The Lancet on Saturday published an editorial, profile piece and viewpoint about HIV/AIDS in Latin America, the Caribbean and U.S. blacks. Summaries appear below.
- "HIV/AIDS in Latin America and the Caribbean": Approximately "20,000 people are expected to attend" the XVII International AIDS Conference in Mexico City next week, a Lancet editorial says, adding that the conference "should provide a unique opportunity to focus attention on a region that often gets sidelined in the global response to HIV/AIDS." Almost two million people are estimated to be HIV-positive in Latin American and the Caribbean -- more than in the U.S., "Canada, Western Europe, Australia and Japan combined" -- the editorial says. There is "still an enormous amount to do to bring about the large reductions in HIV prevalence in the high-risk groups" in the region, and the "global health architecture needs to put Latin America in their plans," according to the editorial. It adds that not doing so "is unfair and shortsighted because there are likely to be good returns on investment." During the conference, "people from Latin America and the Caribbean will have the chance to show the world the reality of the different epidemics the region is confronting, the responses in place and the obstacles to overcome," the editorial says, concluding, "Garnering the world's attention for five days must have a lasting impact and re-energize the HIV community in the region" (Lancet, 7/26).

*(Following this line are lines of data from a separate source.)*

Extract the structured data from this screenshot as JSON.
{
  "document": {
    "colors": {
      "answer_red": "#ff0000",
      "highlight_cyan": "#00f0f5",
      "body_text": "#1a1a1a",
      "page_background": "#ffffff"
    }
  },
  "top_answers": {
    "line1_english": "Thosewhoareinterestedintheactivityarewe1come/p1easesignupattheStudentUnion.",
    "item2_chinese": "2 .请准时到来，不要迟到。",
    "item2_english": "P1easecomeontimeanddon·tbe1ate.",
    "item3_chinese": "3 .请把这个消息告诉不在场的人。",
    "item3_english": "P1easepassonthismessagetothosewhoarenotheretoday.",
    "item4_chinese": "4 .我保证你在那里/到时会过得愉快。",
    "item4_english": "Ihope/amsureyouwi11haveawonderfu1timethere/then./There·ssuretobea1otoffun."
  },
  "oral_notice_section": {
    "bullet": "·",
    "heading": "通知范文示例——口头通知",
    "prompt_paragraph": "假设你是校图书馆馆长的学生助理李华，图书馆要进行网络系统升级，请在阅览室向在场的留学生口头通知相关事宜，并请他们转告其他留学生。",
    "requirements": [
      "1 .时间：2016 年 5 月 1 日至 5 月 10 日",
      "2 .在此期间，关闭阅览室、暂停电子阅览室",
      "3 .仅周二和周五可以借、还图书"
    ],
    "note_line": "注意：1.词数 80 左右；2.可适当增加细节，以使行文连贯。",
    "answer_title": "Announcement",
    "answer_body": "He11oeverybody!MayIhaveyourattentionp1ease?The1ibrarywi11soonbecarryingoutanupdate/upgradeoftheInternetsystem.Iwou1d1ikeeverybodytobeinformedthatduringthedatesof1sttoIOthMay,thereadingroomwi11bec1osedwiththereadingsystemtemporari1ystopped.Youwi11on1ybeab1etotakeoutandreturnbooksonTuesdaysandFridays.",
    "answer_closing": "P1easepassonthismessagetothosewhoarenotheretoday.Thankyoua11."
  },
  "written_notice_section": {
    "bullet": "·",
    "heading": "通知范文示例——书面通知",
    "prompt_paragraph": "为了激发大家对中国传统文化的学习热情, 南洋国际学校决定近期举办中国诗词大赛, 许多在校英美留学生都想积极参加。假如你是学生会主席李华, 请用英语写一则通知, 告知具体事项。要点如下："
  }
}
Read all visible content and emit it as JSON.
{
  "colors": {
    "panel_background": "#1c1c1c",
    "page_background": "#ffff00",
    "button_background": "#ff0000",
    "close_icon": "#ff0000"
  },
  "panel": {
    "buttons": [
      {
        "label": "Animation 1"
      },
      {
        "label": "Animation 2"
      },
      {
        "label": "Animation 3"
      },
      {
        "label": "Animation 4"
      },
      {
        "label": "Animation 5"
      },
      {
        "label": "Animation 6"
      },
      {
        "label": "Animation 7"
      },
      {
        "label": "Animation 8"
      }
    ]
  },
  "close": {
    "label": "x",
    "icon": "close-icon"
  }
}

- "Jorge Saavedra: Committed Campaigner on HIV/AIDS in Mexico": The Lancet profiled Saavedra, director of Mexico's National Centre for the Prevention and Control of HIV/AIDS, or CENSIDA. Saavedra is an "articulate and openly gay physician who lives with HIV in a predominantly Catholic country, where homophobia and the machismo culture continue to be the societal drivers of HIV transmission," according to the Lancet. Saavedra also "helped secure Mexico as the host city" for the AIDS conference, the Lancet reports. "The epidemic in Africa is huge and should be a priority, but that focus overlooks the fact that HIV continues to take its toll in other regions," Saavedra said (Das, Lancet, 7/26).
- "Understanding and Responding to Disparities in HIV and Other Sexually Transmitted Infections in African-Americans": Sevgi Aral, Adaora Adimora and Kevin Fenton of CDC in this viewpoint piece examine how rates of "infection with HIV and some other sexually transmitted infections are higher among African-Americans than among European Americans." According to the authors, growing "evidence indicates that disease epidemics and, consequently, disparities in morbidity rates, are outcomes of the functioning of systems." They add, "Populations function as complex systems, and disease rates might result from the characteristics of individuals in the population, the interactions and interdependencies between individuals, the effects of population-level factors on individual-level health outcomes, and the interplay between individual-level and population-level factors." To address this issue, the "African-American HIV and STI prevention research agenda needs to be more deliberately placed within a social determinants and social justice framework," the authors write, adding, "Persistent stigma and silence surround HIV and STIs among African-Americas, but community mobilization efforts can help mitigate their effect." In addition, "committed leadership at the highest levels in the African-American community and in governments across the country is essential," the authors write. They conclude, "Without efforts to fundamentally improve population health and well-being by addressing the root causes of these epidemics, African-Americans will continue to be severely affected and disadvantaged" (Aral et al., Lancet, 7/26).